→ What is expected: Line count for "VENTURES": say how many lines of the data contain it, with no other text.

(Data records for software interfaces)

• • • • •

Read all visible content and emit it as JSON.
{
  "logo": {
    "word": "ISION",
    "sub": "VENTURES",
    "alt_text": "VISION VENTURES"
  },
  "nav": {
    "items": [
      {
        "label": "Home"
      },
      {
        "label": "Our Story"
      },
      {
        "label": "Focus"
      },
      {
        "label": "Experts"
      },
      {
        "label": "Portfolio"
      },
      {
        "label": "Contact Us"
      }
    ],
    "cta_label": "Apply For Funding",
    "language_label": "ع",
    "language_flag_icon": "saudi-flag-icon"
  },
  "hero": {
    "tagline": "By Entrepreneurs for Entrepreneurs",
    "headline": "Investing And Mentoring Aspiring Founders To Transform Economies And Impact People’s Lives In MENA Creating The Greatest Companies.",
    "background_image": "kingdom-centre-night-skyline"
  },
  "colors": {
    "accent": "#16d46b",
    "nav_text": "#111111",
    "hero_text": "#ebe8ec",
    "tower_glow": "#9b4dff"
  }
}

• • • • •

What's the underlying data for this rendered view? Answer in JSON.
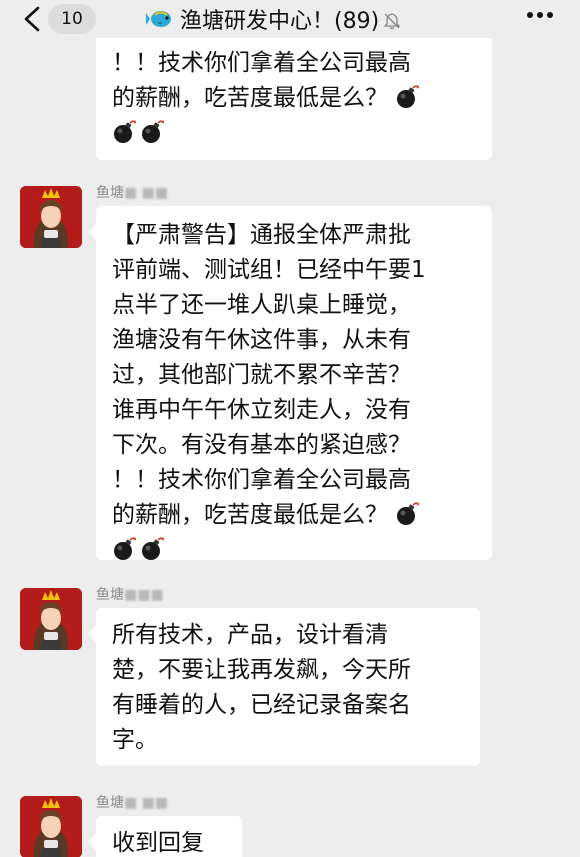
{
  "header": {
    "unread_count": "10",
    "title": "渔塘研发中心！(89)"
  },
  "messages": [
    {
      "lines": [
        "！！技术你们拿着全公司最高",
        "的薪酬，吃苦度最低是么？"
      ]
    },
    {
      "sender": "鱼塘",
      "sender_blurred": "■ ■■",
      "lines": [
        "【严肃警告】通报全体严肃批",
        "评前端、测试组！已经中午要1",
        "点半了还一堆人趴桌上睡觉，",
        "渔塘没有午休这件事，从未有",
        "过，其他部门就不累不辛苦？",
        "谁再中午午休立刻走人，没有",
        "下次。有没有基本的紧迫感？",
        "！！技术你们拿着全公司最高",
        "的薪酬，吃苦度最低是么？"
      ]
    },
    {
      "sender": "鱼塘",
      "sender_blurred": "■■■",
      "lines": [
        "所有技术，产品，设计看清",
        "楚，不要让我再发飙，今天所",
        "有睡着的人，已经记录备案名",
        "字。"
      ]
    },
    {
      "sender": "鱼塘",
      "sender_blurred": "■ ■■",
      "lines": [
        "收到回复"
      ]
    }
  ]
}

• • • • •

→ Completed exercise: 2